One is reminded of the man who, accused by a neighbor of having cracked the borrowed pot he returned, replied: “In the first place, I never borrowed your pot. Secondly, I returned it in perfect condition. Thirdly, it was already too cracked to be used when you lent it to me. And lastly, I’d like to have it back because my family needs it to cook with.”
It is Advocate Zer Kavod’s last point that is most laughable. One after another, its claims are patently false. To begin with, the B’nei Menashe’s Aliyah started in the early 1990s, under the auspices of Rabbi Eliyahu Avichail, a decade before Shavei Israel appeared on the scene; nor has Shavei brought 5,000 B’nei Menashe to Israel (whose actual B’nei Menashe population is more like 4,500), close to a thousand having come in Avichail’s time and many hundreds more having been born here. The true number brought by Shavei is closer to 3,000. Averaged over the 20-year period in which the organization has had sole responsibility for the B’nei Menashe’s Aliyah, this comes to a 150 immigrants per year – hardly a record to be proud of.

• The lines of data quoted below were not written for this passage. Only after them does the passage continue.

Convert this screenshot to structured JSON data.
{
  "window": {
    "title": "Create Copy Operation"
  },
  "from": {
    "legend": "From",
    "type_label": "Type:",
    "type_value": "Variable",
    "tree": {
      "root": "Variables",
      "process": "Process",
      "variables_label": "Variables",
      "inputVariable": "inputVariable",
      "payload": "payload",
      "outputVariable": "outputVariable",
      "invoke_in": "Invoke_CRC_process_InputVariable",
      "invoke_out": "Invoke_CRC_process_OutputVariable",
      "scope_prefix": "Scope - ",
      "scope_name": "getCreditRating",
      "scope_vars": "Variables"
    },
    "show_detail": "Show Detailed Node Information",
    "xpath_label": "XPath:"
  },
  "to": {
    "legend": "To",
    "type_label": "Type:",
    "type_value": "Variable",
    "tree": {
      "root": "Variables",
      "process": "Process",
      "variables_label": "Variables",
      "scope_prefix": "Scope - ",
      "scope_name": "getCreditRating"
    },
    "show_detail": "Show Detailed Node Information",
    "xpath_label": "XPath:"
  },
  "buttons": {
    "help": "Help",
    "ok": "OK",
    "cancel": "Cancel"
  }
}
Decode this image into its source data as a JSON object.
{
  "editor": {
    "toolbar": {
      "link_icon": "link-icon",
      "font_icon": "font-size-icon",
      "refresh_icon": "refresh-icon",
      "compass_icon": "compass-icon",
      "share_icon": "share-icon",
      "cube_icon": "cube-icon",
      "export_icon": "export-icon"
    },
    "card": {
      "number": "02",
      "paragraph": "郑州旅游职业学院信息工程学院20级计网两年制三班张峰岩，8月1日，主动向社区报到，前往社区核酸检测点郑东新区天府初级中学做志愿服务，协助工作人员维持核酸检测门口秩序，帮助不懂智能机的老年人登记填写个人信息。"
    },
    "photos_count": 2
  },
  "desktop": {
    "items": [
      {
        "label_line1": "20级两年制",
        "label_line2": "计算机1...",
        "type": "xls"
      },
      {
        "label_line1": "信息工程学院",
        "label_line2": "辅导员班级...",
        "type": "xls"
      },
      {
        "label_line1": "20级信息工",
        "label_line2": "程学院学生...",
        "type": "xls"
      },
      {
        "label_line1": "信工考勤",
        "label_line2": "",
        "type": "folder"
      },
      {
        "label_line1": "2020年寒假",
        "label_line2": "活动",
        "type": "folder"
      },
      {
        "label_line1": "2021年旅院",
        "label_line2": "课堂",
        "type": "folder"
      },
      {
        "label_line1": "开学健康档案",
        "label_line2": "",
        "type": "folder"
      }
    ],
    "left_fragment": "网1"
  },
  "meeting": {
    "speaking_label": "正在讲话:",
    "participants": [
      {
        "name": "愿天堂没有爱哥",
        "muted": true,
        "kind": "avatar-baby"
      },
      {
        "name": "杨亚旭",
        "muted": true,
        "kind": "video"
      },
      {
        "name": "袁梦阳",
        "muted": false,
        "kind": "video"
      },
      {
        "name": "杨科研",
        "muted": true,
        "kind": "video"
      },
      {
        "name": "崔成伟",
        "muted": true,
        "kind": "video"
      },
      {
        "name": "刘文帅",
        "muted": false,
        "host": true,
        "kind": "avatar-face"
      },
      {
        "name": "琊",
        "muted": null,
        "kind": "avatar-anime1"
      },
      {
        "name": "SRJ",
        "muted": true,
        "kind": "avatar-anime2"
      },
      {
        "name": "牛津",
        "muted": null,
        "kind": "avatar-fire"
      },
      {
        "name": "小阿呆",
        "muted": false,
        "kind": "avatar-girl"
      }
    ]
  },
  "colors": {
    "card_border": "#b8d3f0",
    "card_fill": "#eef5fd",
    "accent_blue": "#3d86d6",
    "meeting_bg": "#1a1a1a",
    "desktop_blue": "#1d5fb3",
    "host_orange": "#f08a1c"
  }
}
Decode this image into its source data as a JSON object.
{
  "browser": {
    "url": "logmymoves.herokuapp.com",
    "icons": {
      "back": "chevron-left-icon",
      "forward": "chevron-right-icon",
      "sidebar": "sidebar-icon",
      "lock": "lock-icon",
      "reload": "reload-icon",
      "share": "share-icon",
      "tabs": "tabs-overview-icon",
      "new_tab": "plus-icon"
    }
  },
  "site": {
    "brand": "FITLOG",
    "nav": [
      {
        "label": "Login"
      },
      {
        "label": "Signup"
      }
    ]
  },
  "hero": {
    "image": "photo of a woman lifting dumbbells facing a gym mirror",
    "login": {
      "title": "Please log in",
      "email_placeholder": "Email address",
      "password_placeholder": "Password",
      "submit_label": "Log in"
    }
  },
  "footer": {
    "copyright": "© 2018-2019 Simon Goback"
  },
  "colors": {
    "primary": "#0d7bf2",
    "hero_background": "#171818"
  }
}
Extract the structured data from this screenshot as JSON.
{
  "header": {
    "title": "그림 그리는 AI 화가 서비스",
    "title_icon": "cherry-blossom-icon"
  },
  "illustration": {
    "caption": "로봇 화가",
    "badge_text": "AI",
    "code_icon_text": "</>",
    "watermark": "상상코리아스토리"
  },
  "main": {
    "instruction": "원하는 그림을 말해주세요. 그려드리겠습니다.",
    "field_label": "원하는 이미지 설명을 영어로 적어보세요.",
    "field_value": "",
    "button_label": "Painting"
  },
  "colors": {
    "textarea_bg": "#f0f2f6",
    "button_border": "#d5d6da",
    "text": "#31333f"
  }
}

Moreover, as every B’nei Menashe and every reader of our Newsletter knows, Shavei Israel, far from having done a “magnificent job” in bringing these 3,000 B’nei Menashe, has done a reprehensible one. It has used the monopoly given it over the B’nei Menashe’s Aliyah to control and intimidate the B’nei Menashe community and dictate its way of life. It has played favorites, bringing its protégés to Israel and putting its opponents on Aliyah blacklists. It has done almost nothing to help the B’nei Menashe in Israel advance economically or integrate into Israeli life. It has ignored and sought to suppress protests and petitions against its policies by large segments of the B’nei Menashe community. And it has, in its effort to retain its exclusive control of the B’nei Menashe community, tried to block the efforts of others to help it, both in Israel and in India. It is simply not true, as Advocate Zer Kavod asserts, that “the government of Israel has issued a call for every possible body to offer its services” in aiding the B’nei Menashe – and a major reason that it has not done so is that Shavei Israel has not wanted it to.
Will the Registrar of Non-Profit Organizations be made aware of these and other damning facts before rendering its decision on Shavei Israel’s status? One can only hope that it will be, and that it will not misled by the false light in which Shavei’s lawyers have cast it. Arguing that it is a trivial offense to commit forgery in order to cover up the embezzlement of funds is not worthy of a serious law firm; adding to this the contention that this offense was in a good cause is turning a blind eyes to Shavei’s true nature..
On the 6th of November, 2022, state attorney Ya’akov Hillman, writing to the High Court in regard to Shavei Israel’s appeal, stated: “The Registrar’s Office has decided that after the honorable Court’s decision, and in accordance with it, it will review the question of revoking the organization’s Certificate of Proper Management. Concomitantly, it will weigh the need for invoking additional measures of enforcement, including a request for the organization’s dissolution.”
The Registrar is now called upon to act.